→ EXERCISE REQUIREMENTS
Find every line below with the word "JSON" in it, and copy each one.

★ ★ ★

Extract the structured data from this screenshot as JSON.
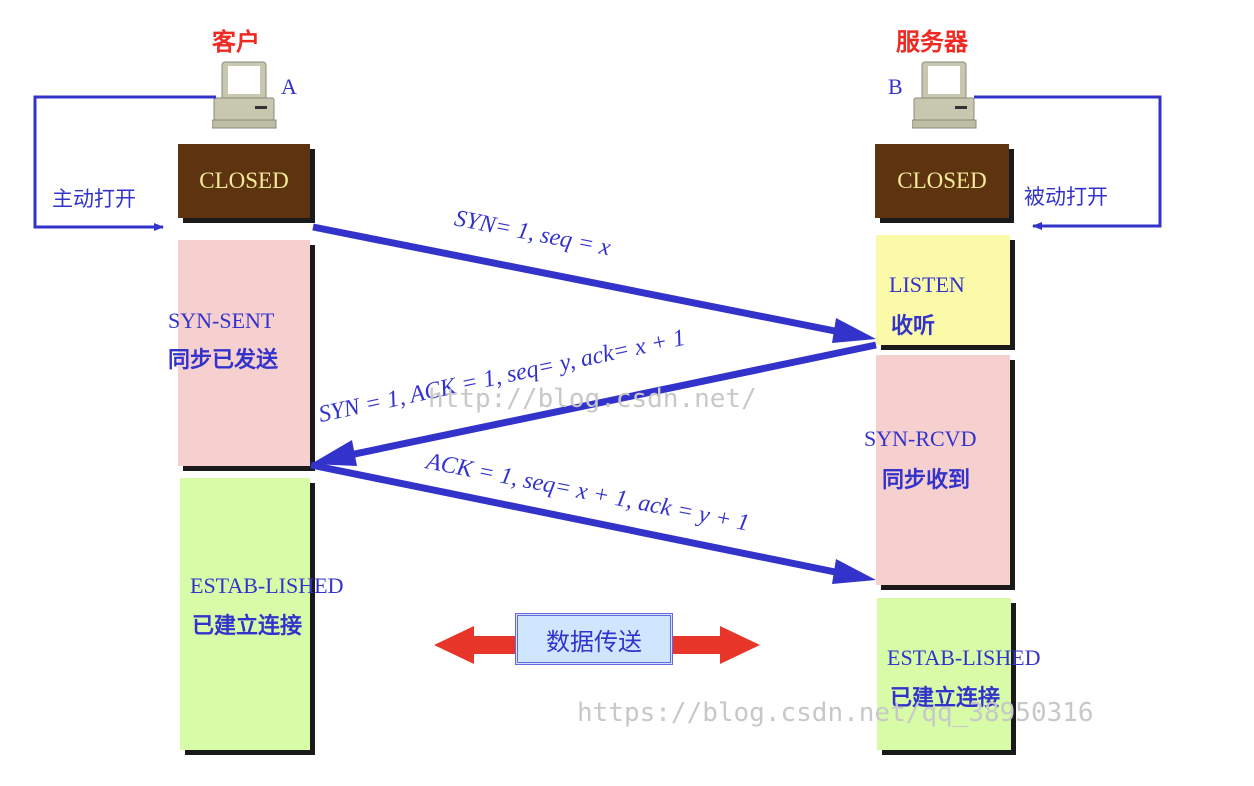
{
  "client": {
    "title": "客户",
    "letter": "A",
    "open_label": "主动打开",
    "states": [
      {
        "en": "CLOSED",
        "zh": ""
      },
      {
        "en": "SYN-SENT",
        "zh": "同步已发送"
      },
      {
        "en": "ESTAB-LISHED",
        "zh": "已建立连接"
      }
    ]
  },
  "server": {
    "title": "服务器",
    "letter": "B",
    "open_label": "被动打开",
    "states": [
      {
        "en": "CLOSED",
        "zh": ""
      },
      {
        "en": "LISTEN",
        "zh": "收听"
      },
      {
        "en": "SYN-RCVD",
        "zh": "同步收到"
      },
      {
        "en": "ESTAB-LISHED",
        "zh": "已建立连接"
      }
    ]
  },
  "messages": [
    {
      "label": "SYN= 1, seq = x",
      "direction": "client-to-server"
    },
    {
      "label": "SYN = 1, ACK = 1, seq= y, ack= x + 1",
      "direction": "server-to-client"
    },
    {
      "label": "ACK = 1, seq= x + 1, ack = y + 1",
      "direction": "client-to-server"
    }
  ],
  "data_transfer": {
    "label": "数据传送"
  },
  "watermarks": [
    "http://blog.csdn.net/",
    "https://blog.csdn.net/qq_38950316"
  ],
  "colors": {
    "arrow": "#3333cc",
    "title": "#ee2a22",
    "closed_bg": "#5e3410",
    "syn_bg": "#f6cfcf",
    "listen_bg": "#fbfaa8",
    "established_bg": "#d7fba6",
    "data_arrow": "#e8352a"
  }
}
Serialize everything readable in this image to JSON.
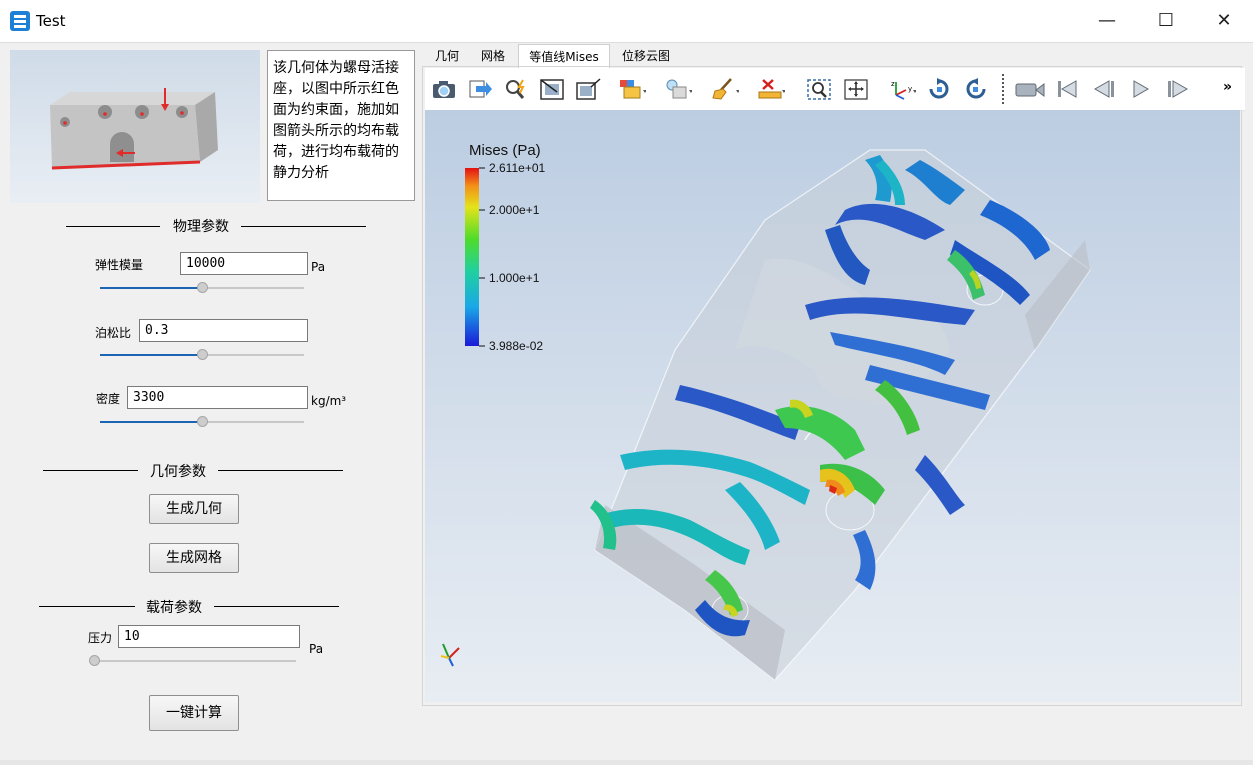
{
  "window": {
    "title": "Test",
    "minimize_symbol": "—",
    "maximize_symbol": "☐",
    "close_symbol": "✕"
  },
  "description": "该几何体为螺母活接座，以图中所示红色面为约束面，施加如图箭头所示的均布载荷，进行均布载荷的静力分析",
  "sections": {
    "physics_title": "物理参数",
    "geometry_title": "几何参数",
    "load_title": "载荷参数"
  },
  "physics": {
    "elastic_label": "弹性模量",
    "elastic_value": "10000",
    "elastic_unit": "Pa",
    "elastic_slider": 0.5,
    "poisson_label": "泊松比",
    "poisson_value": "0.3",
    "poisson_slider": 0.5,
    "density_label": "密度",
    "density_value": "3300",
    "density_unit": "kg/m³",
    "density_slider": 0.5
  },
  "geometry": {
    "gen_geometry_label": "生成几何",
    "gen_mesh_label": "生成网格"
  },
  "load": {
    "pressure_label": "压力",
    "pressure_value": "10",
    "pressure_unit": "Pa",
    "pressure_slider": 0.0
  },
  "calculate_label": "一键计算",
  "tabs": [
    {
      "label": "几何",
      "active": false
    },
    {
      "label": "网格",
      "active": false
    },
    {
      "label": "等值线Mises",
      "active": true
    },
    {
      "label": "位移云图",
      "active": false
    }
  ],
  "toolbar": {
    "icons": [
      "camera-icon",
      "export-icon",
      "pick-icon",
      "zoom-fit-icon",
      "zoom-box-icon",
      "display-mode-icon",
      "light-icon",
      "clear-icon",
      "measure-icon",
      "zoom-select-icon",
      "pan-icon",
      "axes-icon",
      "rotate-cw-icon",
      "rotate-ccw-icon",
      "video-icon",
      "first-frame-icon",
      "prev-frame-icon",
      "next-frame-icon",
      "last-frame-icon"
    ],
    "overflow_symbol": "»"
  },
  "colorbar": {
    "title": "Mises (Pa)",
    "max_label": "2.611e+01",
    "tick_high": "2.000e+1",
    "tick_mid": "1.000e+1",
    "min_label": "3.988e-02"
  }
}
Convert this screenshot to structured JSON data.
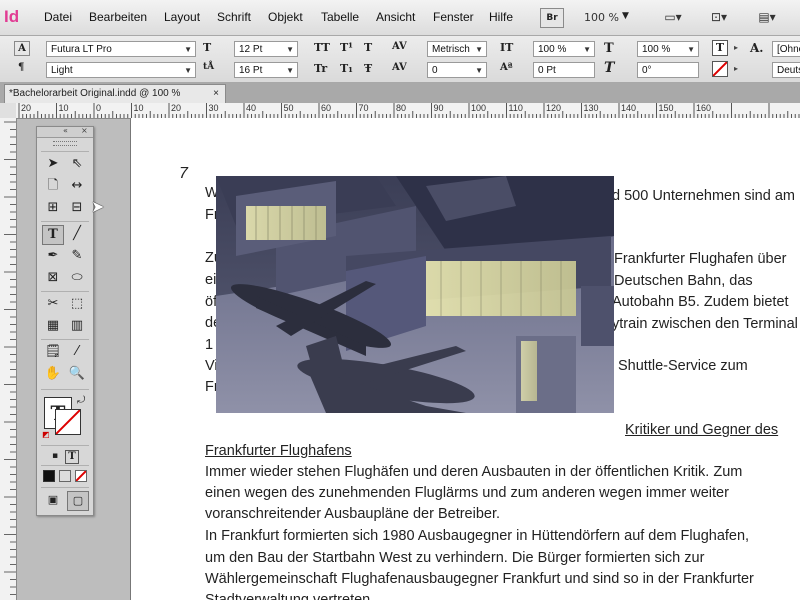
{
  "app": {
    "logo": "Id"
  },
  "menu": [
    "Datei",
    "Bearbeiten",
    "Layout",
    "Schrift",
    "Objekt",
    "Tabelle",
    "Ansicht",
    "Fenster",
    "Hilfe"
  ],
  "toolbar": {
    "bridge_label": "Br",
    "zoom": "100 %"
  },
  "control": {
    "font_family": "Futura LT Pro",
    "font_style": "Light",
    "font_size": "12 Pt",
    "leading": "16 Pt",
    "kerning": "Metrisch",
    "tracking": "0",
    "vscale": "100 %",
    "baseline": "0 Pt",
    "hscale": "100 %",
    "skew": "0°",
    "style_field_1": "[Ohne",
    "style_field_2": "Deuts"
  },
  "tab": {
    "title": "*Bachelorarbeit Original.indd @ 100 %",
    "close": "×"
  },
  "ruler": {
    "h_labels": [
      "20",
      "10",
      "0",
      "10",
      "20",
      "30",
      "40",
      "50",
      "60",
      "70",
      "80",
      "90",
      "100",
      "110",
      "120",
      "130",
      "140",
      "150",
      "160"
    ]
  },
  "page": {
    "number": "7",
    "left_fragments": [
      "W",
      "Fr",
      "Zu",
      "ei",
      "öf",
      "de",
      "1",
      "Vi",
      "Fr"
    ],
    "right_fragments": [
      "d 500 Unternehmen sind am",
      "Frankfurter Flughafen über",
      "Deutschen Bahn, das",
      "Autobahn B5. Zudem bietet",
      "ytrain zwischen den Terminal",
      "Shuttle-Service zum"
    ],
    "heading_right": "Kritiker und Gegner des ",
    "heading_left": "Frankfurter Flughafens",
    "body_lines": [
      "Immer wieder stehen Flughäfen und deren Ausbauten in der öffentlichen Kritik. Zum",
      "einen wegen des zunehmenden Fluglärms und zum anderen wegen immer weiter",
      "voranschreitender Ausbaupläne der Betreiber.",
      "In Frankfurt formierten sich 1980 Ausbaugegner in Hüttendörfern auf dem Flughafen,",
      "um den Bau der Startbahn West zu verhindern. Die Bürger formierten sich zur",
      "Wählergemeinschaft Flughafenausbaugegner Frankfurt und sind so in der Frankfurter",
      "Stadtverwaltung vertreten."
    ]
  },
  "colors": {
    "accent": "#e13b93",
    "ruler": "#f2f2f2",
    "pasteboard": "#bdbdbd"
  }
}
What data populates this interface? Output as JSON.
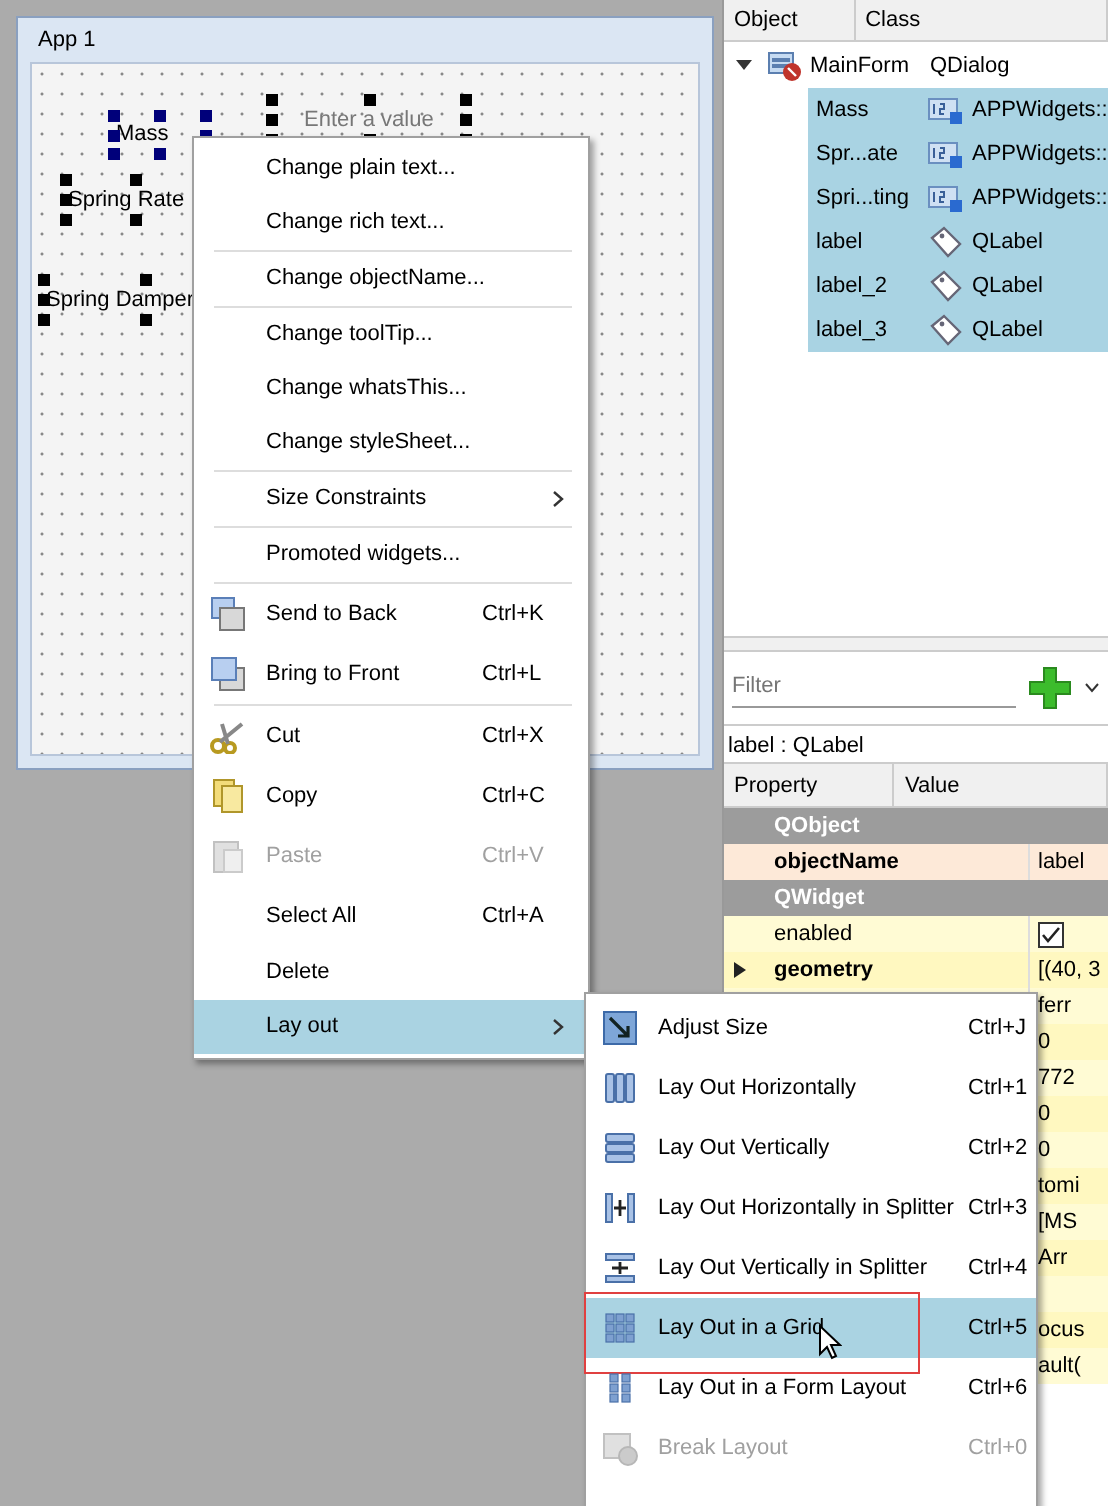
{
  "form_window": {
    "title": "App 1",
    "widgets": [
      {
        "kind": "label",
        "text": "Mass",
        "current": true
      },
      {
        "kind": "label",
        "text": "Spring Rate",
        "current": false
      },
      {
        "kind": "label",
        "text": "Spring Damper",
        "current": false
      },
      {
        "kind": "input",
        "placeholder": "Enter a value",
        "current": false
      }
    ]
  },
  "object_inspector": {
    "columns": [
      "Object",
      "Class"
    ],
    "root": {
      "name": "MainForm",
      "class": "QDialog",
      "expanded": true,
      "selected": false,
      "children": [
        {
          "kind": "custom",
          "name": "Mass",
          "class": "APPWidgets::",
          "selected": true
        },
        {
          "kind": "custom",
          "name": "Spr...ate",
          "class": "APPWidgets::",
          "selected": true
        },
        {
          "kind": "custom",
          "name": "Spri...ting",
          "class": "APPWidgets::",
          "selected": true
        },
        {
          "kind": "label",
          "name": "label",
          "class": "QLabel",
          "selected": true
        },
        {
          "kind": "label",
          "name": "label_2",
          "class": "QLabel",
          "selected": true
        },
        {
          "kind": "label",
          "name": "label_3",
          "class": "QLabel",
          "selected": true
        }
      ]
    }
  },
  "property_editor": {
    "filter_placeholder": "Filter",
    "object_label": "label : QLabel",
    "columns": [
      "Property",
      "Value"
    ],
    "rows": [
      {
        "kind": "group",
        "name": "QObject"
      },
      {
        "kind": "property",
        "name": "objectName",
        "value": "label",
        "changed": true
      },
      {
        "kind": "group",
        "name": "QWidget"
      },
      {
        "kind": "check",
        "name": "enabled",
        "checked": true,
        "changed": false
      },
      {
        "kind": "property",
        "name": "geometry",
        "value": "[(40, 3",
        "changed": true,
        "expandable": true
      },
      {
        "kind": "property",
        "value": "ferr"
      },
      {
        "kind": "property",
        "value": "0"
      },
      {
        "kind": "property",
        "value": "772"
      },
      {
        "kind": "property",
        "value": "0"
      },
      {
        "kind": "property",
        "value": "0"
      },
      {
        "kind": "property",
        "value": "tomi"
      },
      {
        "kind": "property",
        "value": "[MS"
      },
      {
        "kind": "property",
        "value": "Arr"
      },
      {
        "kind": "property"
      },
      {
        "kind": "property",
        "value": "ocus"
      },
      {
        "kind": "property",
        "value": "ault("
      }
    ]
  },
  "context_menu": {
    "items": [
      {
        "kind": "item",
        "label": "Change plain text...",
        "disabled": false,
        "selected": false
      },
      {
        "kind": "item",
        "label": "Change rich text...",
        "disabled": false,
        "selected": false
      },
      {
        "kind": "separator"
      },
      {
        "kind": "item",
        "label": "Change objectName...",
        "disabled": false,
        "selected": false
      },
      {
        "kind": "separator"
      },
      {
        "kind": "item",
        "label": "Change toolTip...",
        "disabled": false,
        "selected": false
      },
      {
        "kind": "item",
        "label": "Change whatsThis...",
        "disabled": false,
        "selected": false
      },
      {
        "kind": "item",
        "label": "Change styleSheet...",
        "disabled": false,
        "selected": false
      },
      {
        "kind": "separator"
      },
      {
        "kind": "item",
        "label": "Size Constraints",
        "submenu": true,
        "disabled": false,
        "selected": false
      },
      {
        "kind": "separator"
      },
      {
        "kind": "item",
        "label": "Promoted widgets...",
        "disabled": false,
        "selected": false
      },
      {
        "kind": "separator"
      },
      {
        "kind": "item",
        "label": "Send to Back",
        "shortcut": "Ctrl+K",
        "disabled": false,
        "selected": false
      },
      {
        "kind": "item",
        "label": "Bring to Front",
        "shortcut": "Ctrl+L",
        "disabled": false,
        "selected": false
      },
      {
        "kind": "separator"
      },
      {
        "kind": "item",
        "label": "Cut",
        "shortcut": "Ctrl+X",
        "disabled": false,
        "selected": false
      },
      {
        "kind": "item",
        "label": "Copy",
        "shortcut": "Ctrl+C",
        "disabled": false,
        "selected": false
      },
      {
        "kind": "item",
        "label": "Paste",
        "shortcut": "Ctrl+V",
        "disabled": true,
        "selected": false
      },
      {
        "kind": "item",
        "label": "Select All",
        "shortcut": "Ctrl+A",
        "disabled": false,
        "selected": false
      },
      {
        "kind": "item",
        "label": "Delete",
        "disabled": false,
        "selected": false
      },
      {
        "kind": "item",
        "label": "Lay out",
        "submenu": true,
        "disabled": false,
        "selected": true
      }
    ]
  },
  "layout_submenu": {
    "items": [
      {
        "kind": "item",
        "label": "Adjust Size",
        "shortcut": "Ctrl+J",
        "disabled": false,
        "selected": false
      },
      {
        "kind": "item",
        "label": "Lay Out Horizontally",
        "shortcut": "Ctrl+1",
        "disabled": false,
        "selected": false
      },
      {
        "kind": "item",
        "label": "Lay Out Vertically",
        "shortcut": "Ctrl+2",
        "disabled": false,
        "selected": false
      },
      {
        "kind": "item",
        "label": "Lay Out Horizontally in Splitter",
        "shortcut": "Ctrl+3",
        "disabled": false,
        "selected": false
      },
      {
        "kind": "item",
        "label": "Lay Out Vertically in Splitter",
        "shortcut": "Ctrl+4",
        "disabled": false,
        "selected": false
      },
      {
        "kind": "item",
        "label": "Lay Out in a Grid",
        "shortcut": "Ctrl+5",
        "disabled": false,
        "selected": true,
        "annotated": true,
        "cursor": true
      },
      {
        "kind": "item",
        "label": "Lay Out in a Form Layout",
        "shortcut": "Ctrl+6",
        "disabled": false,
        "selected": false
      },
      {
        "kind": "item",
        "label": "Break Layout",
        "shortcut": "Ctrl+0",
        "disabled": true,
        "selected": false
      }
    ]
  }
}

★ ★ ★

→ WRITTEN RESPONSE
Extract the structured data from this screenshot as JSON.
Serialize everything readable in this image to JSON.
Convert this screenshot to structured JSON data.
What data populates this interface? Output as JSON.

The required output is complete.